Dantonio also added another bit to that message, saying there is nothing that gets a team more excited than a quarterback running somebody over.
”He was like I don’t think anything other than a quarterback lowering his shoulder and running over a guy gets a team more hyped,” Cook said.
”I had that in the back of my mind and being a quarterback, especially with me for my running ability, people don’t expect to see that,” he said. “I think it got the sideline and the crowd into it. It just gave us a little bit more momentum.”
The play came on a second-and-6 play from the Michigan 17. Cook faked a jet sweep to wide receiver R.J. Shelton and took off with room to run. He lowered his left shoulder into Hill around the 7-yard line before going down at the 4. He got up fired up and with words for Hill, who was then flagged for an unsportsmanlike penalty for pushing Cook, who started clapping and pumping up the sideline.
”When he does something like that, it is going to bring a lot of adrenaline and enthusiasm to our football team,” Dantonio said. “It was a power run and he got his foot down and got vertical.”
Sophomore offensive tackle Jack Conklin said he was not expecting Cook to lower his shoulder and bowl over Hill.
“To see a quarterback run out there and throw a shoulder down and not slide, it’s huge,” he said. “It gets you fired up.
”That was a great way to start the game.”

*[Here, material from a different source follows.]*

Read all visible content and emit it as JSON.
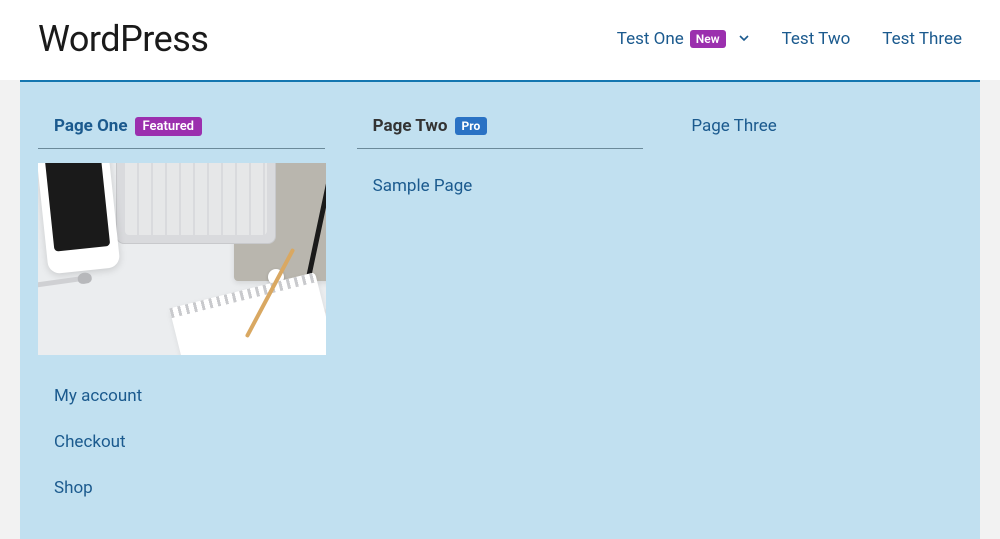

Cook said he could not remember the last time he ran anyone over, joking it probably was when he was in fifth grade. Offensive coordinator Dave Warner said the Spartans want Cook to be a threat on the ground and that it makes MSU a better offense if he can be a threat.
”We want our quarterback to run with authority and I think there are times when you get into the secondary as long as you are leading with the left shoulder,” Warner said. “We want him to be a threat. I think over the last couple of weeks we've sort of established him to be a little bit more of a threat.”
Cook finished 12 of 22 passing for 227 yards with a 70-yard touchdown pass to Tony Lippett, but it was the 13-yard run early in the game that got the Spartans rolling.
”He really set the tone,” safety Kurtis Drummond said. “Seeing Connor go out there and lower his shoulder like that got everyone excited. Just knowing Connor and the type of person he is; he brings energy to the whole team.
”When we see him make a big play like that it really sets the tone for the physical game we're trying to play.”